Review: Frank and Percy


by Mike Matthaiakis

In “Frank and Percy,” Ian McKellen and Roger Allam deliver delightful performances in a spikey comedy that explores love in later life. Directed by Sean Mathias, the play revolves around two grumpy dog owners from Yorkshire, McKellen’s Percy and Allam’s Frank, who find companionship and romance in each other’s company.

The astonishing fact that McKellen, now in his mid-80s, has continued to grace the stage with five major performances in just four years is commendable. “Frank and Percy” joins his impressive list of recent stage ventures, showcasing his dedication to live theatre.

Penned by Ben Weatherill, the comedy-drama introduces us to Percy and Frank, who form an unlikely friendship after meeting in Hampstead Heath. Loneliness, divorce for Percy, and being widowed for Frank, prompt them to schedule walks together with their canine companions. The narrative takes an interesting turn when Percy reveals that his ex was a man, leading to a charged moment during a lunch invitation.

While the play has its share of didactic moments, particularly in Frank’s coming-out process, it provides a heartwarming portrayal of a passionate senior love story. Scenes of the pair preparing for Pride or engaging in karaoke add to the uplifting narrative. Despite their old-age grumpiness, the characters’ droll humor, especially Percy’s complaints about Viagra, adds a layer of charm to the story.

Weatherill’s writing skillfully weaves an uplifting tale while addressing the challenges of starting a new relationship later in life, emphasizing the difficulties of change and the weight of lifetime baggage.

However, a somewhat bizarre subplot involving Percy’s involvement in climate change conspiracy theories feels disconnected and unclear in its purpose. The play introduces Percy attending a dubious conference in America, facing repercussions from Durham University, and releasing a controversial book.

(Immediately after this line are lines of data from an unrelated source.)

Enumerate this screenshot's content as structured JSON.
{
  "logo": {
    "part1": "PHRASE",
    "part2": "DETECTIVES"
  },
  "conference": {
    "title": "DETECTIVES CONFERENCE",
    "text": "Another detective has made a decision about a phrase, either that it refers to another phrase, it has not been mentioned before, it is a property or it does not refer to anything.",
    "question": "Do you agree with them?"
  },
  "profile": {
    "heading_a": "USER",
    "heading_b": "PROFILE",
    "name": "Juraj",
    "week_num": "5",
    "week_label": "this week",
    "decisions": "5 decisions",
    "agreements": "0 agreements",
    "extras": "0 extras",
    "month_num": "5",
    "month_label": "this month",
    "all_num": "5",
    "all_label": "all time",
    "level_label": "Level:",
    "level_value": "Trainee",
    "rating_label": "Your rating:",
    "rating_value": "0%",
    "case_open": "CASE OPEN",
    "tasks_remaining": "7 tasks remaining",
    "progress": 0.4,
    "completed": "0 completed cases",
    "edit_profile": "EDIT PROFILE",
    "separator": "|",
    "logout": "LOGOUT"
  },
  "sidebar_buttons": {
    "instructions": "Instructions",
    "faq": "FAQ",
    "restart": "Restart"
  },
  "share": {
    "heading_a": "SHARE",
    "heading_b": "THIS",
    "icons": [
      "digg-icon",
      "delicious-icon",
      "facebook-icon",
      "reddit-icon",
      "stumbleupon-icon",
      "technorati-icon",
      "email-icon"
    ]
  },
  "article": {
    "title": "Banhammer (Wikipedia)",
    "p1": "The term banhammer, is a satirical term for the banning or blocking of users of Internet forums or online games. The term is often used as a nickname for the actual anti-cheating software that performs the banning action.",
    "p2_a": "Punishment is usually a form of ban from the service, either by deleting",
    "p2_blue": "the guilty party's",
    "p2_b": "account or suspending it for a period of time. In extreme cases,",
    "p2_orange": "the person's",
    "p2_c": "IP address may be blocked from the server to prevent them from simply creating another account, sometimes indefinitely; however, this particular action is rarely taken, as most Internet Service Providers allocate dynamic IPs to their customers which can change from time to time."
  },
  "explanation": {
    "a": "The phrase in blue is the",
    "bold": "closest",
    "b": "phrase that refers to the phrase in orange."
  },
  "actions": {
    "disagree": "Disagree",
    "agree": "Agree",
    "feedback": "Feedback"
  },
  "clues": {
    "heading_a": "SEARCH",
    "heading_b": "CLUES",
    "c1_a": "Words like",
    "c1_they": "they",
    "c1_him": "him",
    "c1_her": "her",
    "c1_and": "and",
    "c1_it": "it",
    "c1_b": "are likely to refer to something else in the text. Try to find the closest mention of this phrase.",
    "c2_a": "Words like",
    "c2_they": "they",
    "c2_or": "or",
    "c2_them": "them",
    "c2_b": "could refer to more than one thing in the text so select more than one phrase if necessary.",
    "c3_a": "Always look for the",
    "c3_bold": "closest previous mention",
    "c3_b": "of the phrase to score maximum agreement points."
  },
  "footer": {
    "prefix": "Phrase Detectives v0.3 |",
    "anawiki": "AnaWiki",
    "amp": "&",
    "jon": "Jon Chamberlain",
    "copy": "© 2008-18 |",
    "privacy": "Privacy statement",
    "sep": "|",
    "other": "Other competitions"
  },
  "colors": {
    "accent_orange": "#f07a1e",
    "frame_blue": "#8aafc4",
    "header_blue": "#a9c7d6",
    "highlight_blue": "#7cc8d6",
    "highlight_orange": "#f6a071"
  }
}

Yet, these elements appear as background color without a clear narrative purpose.

Directed crisply by Mathias, “Frank and Percy” avoids grandstanding and valedictory showcases. Instead, it presents two accomplished actors flexing their comedy muscles and delivering authentic Yorkshire accents. Allam’s portrayal of the sweet and openhearted Frank complements McKellen’s spikey and amorous Percy. The play offers a cozy atmosphere, and the end-of-first-act snog between the venerable duo feels quietly radical, adding a touch of unexpected charm to the narrative.

Frank and Percy is at the Theatre Royal Windsor.